Light-Emitting Diode (LED) light bulbs are displayed for sale at the Home Depot Inc. store in Emeryville, California, U.S., on Tuesday, June 28, 2011. (David Paul Morris/BLOOMBERG)

The BULB Act, which narrowly missed being passed by House Republicans, would have rolled back the energy efficiency standards for light bulbs passed by President Bush and the GOP in 2007. Americans would no longer have been required to use energy-efficient bulbs and could still use the old incandescent bulbs. While new energy-efficient bulbs are typically more expensive up-front, over the long-term, they are tremendous cost savers, to the tune of $12.5 billion (PDF) over 9 years, according to the conservation advocacy group Natural Resources Defense Council (NRDC). Hinting at the win-win nature of new, energy-saving bulbs (cheaper for consumers and good for the environment at the same time), Department of Energy Secretary Steven Chu said, "We are taking away a choice that continues to let people waste their own money."

The Battle of the Bulb is strangely reminiscent of the other debates we have seen over green technologies and energy sustainability. Think back to the 2006 documentary film “Who Killed the Electric Car?,” which outlined reasons why the debates over electric cars should be considered ludicrous. At a time when the price of gas was sky-high and people (as well as the environment) were, ahem, warming to the idea of sleek, energy-efficient vehicles, the concept of the electric vehicle never took hold. The film ends with the conclusion that no single person or entity killed the electric car, because we all did — consumers, bureaucrats, auto companies, politicians and pundits.
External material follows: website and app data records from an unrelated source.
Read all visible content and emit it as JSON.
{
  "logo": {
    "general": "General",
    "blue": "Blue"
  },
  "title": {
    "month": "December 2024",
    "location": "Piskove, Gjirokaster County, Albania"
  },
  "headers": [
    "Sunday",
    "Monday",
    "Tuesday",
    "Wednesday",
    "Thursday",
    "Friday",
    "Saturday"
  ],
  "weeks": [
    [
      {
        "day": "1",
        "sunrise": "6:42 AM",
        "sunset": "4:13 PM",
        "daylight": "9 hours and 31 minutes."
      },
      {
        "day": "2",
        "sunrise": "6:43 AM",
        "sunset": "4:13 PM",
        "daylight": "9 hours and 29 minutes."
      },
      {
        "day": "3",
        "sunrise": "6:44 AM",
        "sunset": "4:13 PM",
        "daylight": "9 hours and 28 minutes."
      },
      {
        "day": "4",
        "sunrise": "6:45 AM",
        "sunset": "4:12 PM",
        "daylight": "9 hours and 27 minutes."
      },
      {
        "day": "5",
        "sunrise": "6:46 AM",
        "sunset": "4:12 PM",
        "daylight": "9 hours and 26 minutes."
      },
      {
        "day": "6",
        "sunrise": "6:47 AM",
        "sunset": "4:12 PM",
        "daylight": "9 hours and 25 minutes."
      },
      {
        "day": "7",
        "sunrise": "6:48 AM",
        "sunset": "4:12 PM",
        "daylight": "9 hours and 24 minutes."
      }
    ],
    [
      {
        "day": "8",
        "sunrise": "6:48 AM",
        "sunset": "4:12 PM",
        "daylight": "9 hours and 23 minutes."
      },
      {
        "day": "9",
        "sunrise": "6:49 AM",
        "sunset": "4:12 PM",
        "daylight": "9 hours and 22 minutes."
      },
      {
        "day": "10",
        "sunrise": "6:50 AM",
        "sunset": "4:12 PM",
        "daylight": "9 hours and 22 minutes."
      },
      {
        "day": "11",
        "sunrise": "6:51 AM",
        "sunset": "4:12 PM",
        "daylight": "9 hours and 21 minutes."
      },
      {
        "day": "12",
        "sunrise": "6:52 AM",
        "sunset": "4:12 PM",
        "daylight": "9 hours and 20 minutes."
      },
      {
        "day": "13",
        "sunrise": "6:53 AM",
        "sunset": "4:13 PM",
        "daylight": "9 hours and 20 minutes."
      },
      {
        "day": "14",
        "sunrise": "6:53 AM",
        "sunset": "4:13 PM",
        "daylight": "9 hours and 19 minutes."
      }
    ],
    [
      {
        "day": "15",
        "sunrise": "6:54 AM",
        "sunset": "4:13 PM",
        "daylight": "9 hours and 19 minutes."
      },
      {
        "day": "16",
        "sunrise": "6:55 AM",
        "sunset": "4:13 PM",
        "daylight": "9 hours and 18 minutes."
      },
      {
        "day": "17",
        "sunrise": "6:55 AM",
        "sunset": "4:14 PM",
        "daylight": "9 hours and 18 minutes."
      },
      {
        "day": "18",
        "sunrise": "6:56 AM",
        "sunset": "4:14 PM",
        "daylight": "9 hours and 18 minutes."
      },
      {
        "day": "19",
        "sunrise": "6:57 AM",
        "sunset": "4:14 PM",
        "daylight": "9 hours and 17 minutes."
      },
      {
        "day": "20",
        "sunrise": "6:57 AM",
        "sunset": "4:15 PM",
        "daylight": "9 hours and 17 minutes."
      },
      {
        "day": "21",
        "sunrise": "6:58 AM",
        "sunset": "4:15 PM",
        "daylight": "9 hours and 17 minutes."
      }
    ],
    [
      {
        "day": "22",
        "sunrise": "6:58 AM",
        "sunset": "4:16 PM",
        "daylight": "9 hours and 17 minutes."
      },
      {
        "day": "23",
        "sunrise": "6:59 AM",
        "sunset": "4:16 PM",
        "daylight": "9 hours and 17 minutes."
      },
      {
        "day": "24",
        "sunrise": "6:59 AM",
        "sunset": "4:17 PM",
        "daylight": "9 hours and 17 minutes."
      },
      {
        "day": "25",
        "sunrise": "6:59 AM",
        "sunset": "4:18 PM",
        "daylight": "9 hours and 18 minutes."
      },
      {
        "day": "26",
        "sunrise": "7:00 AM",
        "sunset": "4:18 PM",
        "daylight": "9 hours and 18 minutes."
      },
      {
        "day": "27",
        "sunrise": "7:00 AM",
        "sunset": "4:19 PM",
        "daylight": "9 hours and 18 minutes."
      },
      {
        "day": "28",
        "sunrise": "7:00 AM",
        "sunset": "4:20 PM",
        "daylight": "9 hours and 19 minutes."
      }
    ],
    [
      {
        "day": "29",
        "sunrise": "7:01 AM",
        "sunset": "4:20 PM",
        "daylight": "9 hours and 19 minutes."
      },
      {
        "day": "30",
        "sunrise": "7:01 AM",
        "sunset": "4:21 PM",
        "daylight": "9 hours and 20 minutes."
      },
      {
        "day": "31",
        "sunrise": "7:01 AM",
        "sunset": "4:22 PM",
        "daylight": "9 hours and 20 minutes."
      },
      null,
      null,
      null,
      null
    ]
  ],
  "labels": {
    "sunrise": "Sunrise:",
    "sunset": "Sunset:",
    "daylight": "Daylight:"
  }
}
If we are to truly create a sustainable energy future in this country, we will need to make the hard choices. What's concerning is that our global competitors are making this look easy. Take the example of Helsinki, which was recently showcased by Monocle magazine as he Most Liveable City in the World. The city has also set a goal of becoming one of the first cities to become completely carbon-neutral by the year 2050. In America, where we squabble over light bulbs, is it even within the realm of possibility — especially given today's contentious environment in Washington — to be talking about such ambitious green technology goals?